---------- Records to use
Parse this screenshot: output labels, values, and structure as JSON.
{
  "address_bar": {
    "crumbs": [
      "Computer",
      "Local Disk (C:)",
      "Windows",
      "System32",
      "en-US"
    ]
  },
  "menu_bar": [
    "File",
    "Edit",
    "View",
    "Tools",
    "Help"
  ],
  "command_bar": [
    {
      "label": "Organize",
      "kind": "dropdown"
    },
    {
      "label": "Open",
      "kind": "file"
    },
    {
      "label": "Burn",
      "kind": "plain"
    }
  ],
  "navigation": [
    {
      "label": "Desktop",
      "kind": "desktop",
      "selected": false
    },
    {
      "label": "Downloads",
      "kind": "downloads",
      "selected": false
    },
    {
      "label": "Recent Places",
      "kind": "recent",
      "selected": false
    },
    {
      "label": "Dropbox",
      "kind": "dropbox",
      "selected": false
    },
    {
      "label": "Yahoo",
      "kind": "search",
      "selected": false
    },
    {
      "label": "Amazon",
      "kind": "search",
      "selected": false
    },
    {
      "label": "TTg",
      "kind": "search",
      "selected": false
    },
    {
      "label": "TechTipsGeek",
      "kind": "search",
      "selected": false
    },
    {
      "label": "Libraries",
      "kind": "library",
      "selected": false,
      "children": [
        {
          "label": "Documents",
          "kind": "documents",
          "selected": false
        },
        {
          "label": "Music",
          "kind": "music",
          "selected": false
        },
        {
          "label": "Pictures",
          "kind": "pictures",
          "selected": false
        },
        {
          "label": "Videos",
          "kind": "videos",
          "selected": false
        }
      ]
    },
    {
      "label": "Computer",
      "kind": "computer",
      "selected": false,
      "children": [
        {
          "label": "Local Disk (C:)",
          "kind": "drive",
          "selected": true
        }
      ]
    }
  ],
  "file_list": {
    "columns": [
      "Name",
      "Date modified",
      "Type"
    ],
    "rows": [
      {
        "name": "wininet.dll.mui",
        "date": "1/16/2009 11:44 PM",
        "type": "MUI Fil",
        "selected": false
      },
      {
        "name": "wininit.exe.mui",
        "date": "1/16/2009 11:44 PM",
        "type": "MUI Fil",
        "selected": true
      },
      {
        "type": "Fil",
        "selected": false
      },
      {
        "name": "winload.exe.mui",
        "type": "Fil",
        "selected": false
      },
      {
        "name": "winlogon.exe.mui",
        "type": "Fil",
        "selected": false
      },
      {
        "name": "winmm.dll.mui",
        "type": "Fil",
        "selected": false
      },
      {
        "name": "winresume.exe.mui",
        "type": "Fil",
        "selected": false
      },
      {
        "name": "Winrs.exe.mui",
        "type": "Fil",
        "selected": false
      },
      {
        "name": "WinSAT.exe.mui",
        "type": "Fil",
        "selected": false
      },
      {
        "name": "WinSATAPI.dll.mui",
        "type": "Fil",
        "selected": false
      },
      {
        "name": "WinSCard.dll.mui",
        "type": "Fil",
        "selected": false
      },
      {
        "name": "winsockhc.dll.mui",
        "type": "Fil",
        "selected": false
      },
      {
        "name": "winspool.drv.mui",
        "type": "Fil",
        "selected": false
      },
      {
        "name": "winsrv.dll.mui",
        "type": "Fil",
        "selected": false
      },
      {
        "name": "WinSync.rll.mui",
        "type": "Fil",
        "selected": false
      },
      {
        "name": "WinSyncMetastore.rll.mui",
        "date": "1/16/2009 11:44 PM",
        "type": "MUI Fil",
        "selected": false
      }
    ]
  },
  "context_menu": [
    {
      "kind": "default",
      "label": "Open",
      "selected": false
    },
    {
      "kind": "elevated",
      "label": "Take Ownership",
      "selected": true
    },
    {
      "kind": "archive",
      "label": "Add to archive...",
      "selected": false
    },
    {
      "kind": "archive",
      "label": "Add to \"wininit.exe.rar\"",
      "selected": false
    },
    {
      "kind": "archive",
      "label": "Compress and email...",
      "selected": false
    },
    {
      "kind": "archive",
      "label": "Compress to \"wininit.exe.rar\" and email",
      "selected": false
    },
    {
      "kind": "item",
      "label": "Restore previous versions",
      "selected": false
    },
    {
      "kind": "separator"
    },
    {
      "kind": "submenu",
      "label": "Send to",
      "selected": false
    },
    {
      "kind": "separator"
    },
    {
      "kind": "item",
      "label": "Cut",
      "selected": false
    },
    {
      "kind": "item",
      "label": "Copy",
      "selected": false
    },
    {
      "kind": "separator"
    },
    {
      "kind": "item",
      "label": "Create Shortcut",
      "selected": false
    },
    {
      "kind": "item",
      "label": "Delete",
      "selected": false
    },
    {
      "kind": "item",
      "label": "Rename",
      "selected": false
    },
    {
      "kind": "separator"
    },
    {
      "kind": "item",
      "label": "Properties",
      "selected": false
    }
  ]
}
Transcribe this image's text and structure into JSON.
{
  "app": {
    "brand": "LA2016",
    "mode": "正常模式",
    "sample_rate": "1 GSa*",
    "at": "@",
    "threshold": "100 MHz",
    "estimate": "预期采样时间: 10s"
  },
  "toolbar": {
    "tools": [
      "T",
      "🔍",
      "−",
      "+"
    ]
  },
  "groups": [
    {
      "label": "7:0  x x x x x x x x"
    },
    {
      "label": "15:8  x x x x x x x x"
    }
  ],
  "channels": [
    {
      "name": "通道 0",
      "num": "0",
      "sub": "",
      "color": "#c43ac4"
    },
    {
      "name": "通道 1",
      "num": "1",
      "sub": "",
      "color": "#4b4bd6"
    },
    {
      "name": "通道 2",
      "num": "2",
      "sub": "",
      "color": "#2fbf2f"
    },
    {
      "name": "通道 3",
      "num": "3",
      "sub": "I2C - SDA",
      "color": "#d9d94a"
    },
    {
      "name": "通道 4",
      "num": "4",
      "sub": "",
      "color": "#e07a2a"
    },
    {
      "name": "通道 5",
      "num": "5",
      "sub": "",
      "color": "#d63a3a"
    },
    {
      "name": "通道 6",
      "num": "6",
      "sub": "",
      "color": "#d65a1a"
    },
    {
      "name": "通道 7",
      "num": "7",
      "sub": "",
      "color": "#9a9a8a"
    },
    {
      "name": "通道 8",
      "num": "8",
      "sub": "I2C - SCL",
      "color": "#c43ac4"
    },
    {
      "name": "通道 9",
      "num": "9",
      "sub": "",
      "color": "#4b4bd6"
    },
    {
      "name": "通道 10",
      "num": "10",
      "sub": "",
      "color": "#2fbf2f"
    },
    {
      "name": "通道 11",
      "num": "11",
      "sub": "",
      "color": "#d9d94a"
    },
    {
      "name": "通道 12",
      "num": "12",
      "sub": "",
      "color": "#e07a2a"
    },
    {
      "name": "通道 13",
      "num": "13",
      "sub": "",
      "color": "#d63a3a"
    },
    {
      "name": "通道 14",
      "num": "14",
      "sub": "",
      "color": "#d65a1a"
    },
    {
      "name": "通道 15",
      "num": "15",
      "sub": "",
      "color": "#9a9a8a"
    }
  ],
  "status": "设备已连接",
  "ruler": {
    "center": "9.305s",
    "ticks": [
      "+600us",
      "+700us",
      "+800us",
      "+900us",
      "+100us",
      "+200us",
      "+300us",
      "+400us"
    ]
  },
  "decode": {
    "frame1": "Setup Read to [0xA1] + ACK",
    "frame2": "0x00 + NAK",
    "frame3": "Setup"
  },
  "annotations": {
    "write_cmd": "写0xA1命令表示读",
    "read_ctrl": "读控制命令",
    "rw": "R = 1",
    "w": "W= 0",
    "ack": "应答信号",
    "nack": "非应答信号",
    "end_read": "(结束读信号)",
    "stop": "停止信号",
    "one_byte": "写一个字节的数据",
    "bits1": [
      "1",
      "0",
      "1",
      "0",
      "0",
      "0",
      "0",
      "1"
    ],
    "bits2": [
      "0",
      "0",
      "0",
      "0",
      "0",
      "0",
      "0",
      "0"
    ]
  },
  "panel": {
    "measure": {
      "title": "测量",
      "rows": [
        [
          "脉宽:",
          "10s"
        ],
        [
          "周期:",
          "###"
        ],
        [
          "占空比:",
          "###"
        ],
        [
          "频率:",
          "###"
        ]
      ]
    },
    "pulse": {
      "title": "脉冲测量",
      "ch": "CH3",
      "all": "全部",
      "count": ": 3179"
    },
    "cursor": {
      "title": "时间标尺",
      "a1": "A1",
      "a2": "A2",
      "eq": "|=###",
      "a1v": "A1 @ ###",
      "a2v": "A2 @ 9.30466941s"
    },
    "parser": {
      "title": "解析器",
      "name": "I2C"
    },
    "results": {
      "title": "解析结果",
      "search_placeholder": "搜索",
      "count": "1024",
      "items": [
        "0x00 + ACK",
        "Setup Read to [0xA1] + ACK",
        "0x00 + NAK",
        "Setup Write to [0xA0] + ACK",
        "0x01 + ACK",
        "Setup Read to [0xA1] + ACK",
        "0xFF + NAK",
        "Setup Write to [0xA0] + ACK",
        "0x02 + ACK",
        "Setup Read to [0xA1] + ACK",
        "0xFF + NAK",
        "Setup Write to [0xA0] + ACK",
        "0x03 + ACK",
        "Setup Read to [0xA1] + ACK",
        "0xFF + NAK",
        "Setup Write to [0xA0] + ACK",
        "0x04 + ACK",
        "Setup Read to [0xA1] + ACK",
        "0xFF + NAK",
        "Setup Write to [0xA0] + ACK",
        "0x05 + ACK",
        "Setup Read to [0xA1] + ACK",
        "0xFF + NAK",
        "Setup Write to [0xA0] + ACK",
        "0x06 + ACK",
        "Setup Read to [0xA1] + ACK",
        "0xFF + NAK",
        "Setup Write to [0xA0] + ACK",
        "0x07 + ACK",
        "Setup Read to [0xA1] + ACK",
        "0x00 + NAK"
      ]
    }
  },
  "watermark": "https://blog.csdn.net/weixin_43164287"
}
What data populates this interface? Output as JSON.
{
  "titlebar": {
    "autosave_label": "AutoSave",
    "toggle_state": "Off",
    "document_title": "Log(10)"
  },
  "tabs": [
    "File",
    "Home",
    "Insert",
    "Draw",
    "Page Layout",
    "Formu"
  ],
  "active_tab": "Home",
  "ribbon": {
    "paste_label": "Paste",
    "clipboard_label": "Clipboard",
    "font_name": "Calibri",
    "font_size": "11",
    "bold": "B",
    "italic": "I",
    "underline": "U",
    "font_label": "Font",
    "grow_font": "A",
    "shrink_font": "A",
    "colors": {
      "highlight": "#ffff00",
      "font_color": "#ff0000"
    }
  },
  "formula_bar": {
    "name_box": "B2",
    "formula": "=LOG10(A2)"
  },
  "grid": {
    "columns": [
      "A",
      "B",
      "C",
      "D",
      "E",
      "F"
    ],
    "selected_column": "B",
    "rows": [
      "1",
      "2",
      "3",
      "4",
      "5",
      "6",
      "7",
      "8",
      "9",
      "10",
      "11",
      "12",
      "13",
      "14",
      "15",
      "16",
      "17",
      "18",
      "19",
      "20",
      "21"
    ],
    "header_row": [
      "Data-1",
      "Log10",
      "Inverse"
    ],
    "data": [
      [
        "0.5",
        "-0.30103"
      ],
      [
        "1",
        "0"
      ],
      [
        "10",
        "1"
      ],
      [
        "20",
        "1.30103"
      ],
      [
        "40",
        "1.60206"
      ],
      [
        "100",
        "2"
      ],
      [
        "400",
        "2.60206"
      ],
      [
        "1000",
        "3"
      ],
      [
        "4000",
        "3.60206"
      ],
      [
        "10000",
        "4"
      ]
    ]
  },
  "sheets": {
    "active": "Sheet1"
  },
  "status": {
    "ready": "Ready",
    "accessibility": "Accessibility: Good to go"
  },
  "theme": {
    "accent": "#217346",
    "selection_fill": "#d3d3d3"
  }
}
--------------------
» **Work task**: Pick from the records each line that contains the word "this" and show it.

» **Response**:
Parse this screenshot: output labels, values, and structure as JSON.
Transcribe this image's text and structure into JSON.
What data populates this interface? Output as JSON.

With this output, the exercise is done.